In this new series we will be updating readers every three months on developments in EU copyright law. This will include Court of Justice (CJEU) and General Court judgments, Advocate Generals’ (AG) opinions, and important policy developments.   The end of 2020 Since this is the first issue of our round up, we have also…

The Court of Justice of the EU has handed down its judgment (18 December 2019, Case C-666/18) following the request for a preliminary ruling from the Paris Court of Appeal (IT Development v Free Mobile, 16 October 2018, No 17/02679; see our post here). In answer to the question: does the breach of a software…

On 28 March 2019, the German Federal Court (BGH) was asked to review a lower court’s decision on the legality of the unauthorised uploading of the 30 day free trial version of Microsoft software on an online trader’s website. This gave the BGH the chance to further clarify the applicability of the German Copyright Act…

A software development company was held to own the copyright in source code authored by its sole programmer on the basis that the relationship between the parties was one of employer and employee. Case date: 30 July 2018 Case number: [2018] EWHC 1924 (Ch) Court: High Court of Justice of England and Wales, Chancery Division A…

In January 2018, Google filed a petition to ask the U.S. Supreme Court to review two adverse rulings by the Court of Appeals for the Federal Circuit in the Oracle Am. Inc. v. Google Inc. case. The first was the Federal Circuit’s 2014 decision overturning a district court ruling that several thousand declarations that Google…

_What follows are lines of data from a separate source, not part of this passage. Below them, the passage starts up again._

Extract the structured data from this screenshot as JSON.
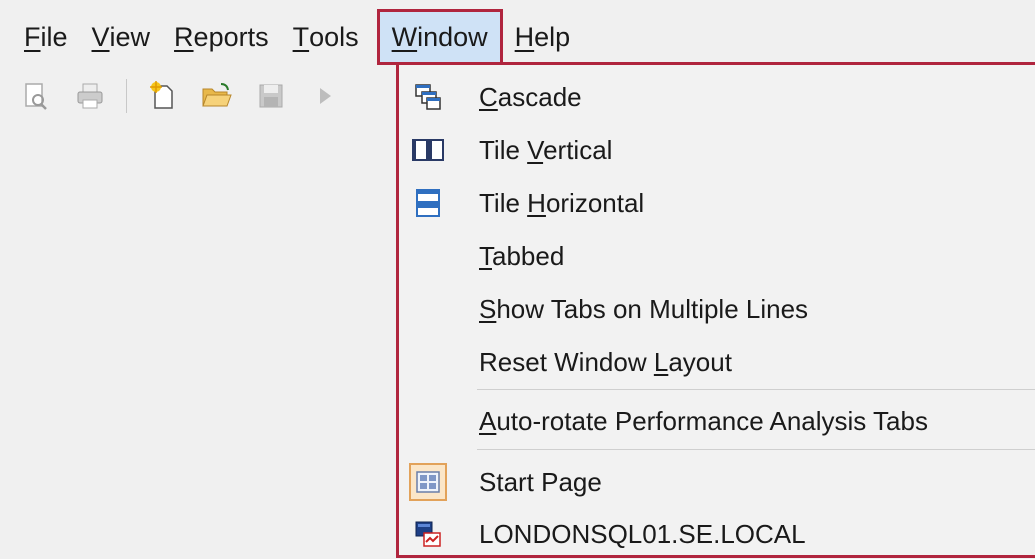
{
  "menubar": {
    "items": [
      {
        "label": "File",
        "accel": "F",
        "rest": "ile"
      },
      {
        "label": "View",
        "accel": "V",
        "rest": "iew"
      },
      {
        "label": "Reports",
        "accel": "R",
        "rest": "eports"
      },
      {
        "label": "Tools",
        "accel": "T",
        "rest": "ools"
      },
      {
        "label": "Window",
        "accel": "W",
        "rest": "indow"
      },
      {
        "label": "Help",
        "accel": "H",
        "rest": "elp"
      }
    ],
    "active": "Window"
  },
  "toolbar": {
    "icons": [
      "print-preview-icon",
      "print-icon",
      "new-document-icon",
      "open-folder-icon",
      "save-icon",
      "play-icon"
    ]
  },
  "window_menu": {
    "items": [
      {
        "pre": "",
        "accel": "C",
        "post": "ascade",
        "icon": "cascade-icon"
      },
      {
        "pre": "Tile ",
        "accel": "V",
        "post": "ertical",
        "icon": "tile-vertical-icon"
      },
      {
        "pre": "Tile ",
        "accel": "H",
        "post": "orizontal",
        "icon": "tile-horizontal-icon"
      },
      {
        "pre": "",
        "accel": "T",
        "post": "abbed",
        "icon": ""
      },
      {
        "pre": "",
        "accel": "S",
        "post": "how Tabs on Multiple Lines",
        "icon": ""
      },
      {
        "pre": "Reset Window ",
        "accel": "L",
        "post": "ayout",
        "icon": ""
      },
      {
        "pre": "",
        "accel": "A",
        "post": "uto-rotate Performance Analysis Tabs",
        "icon": ""
      },
      {
        "pre": "",
        "accel": "",
        "post": "Start Page",
        "icon": "start-page-icon"
      },
      {
        "pre": "",
        "accel": "",
        "post": "LONDONSQL01.SE.LOCAL",
        "icon": "server-icon"
      }
    ]
  },
  "colors": {
    "highlight_border": "#b0253e",
    "menu_bg": "#f2f2f2",
    "active_bg": "#cfe2f6"
  }
}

Following the Paris Court of Appeal judgment of 10 May 2016 (No 14/25055), the French courts have tended to consider that a licensee who breaches the terms of a software licence agreement does not commit copyright infringement, and that general contractual liability applies instead. In the aforementioned case, the Court dismissed the licensor’s (Oracle) claims…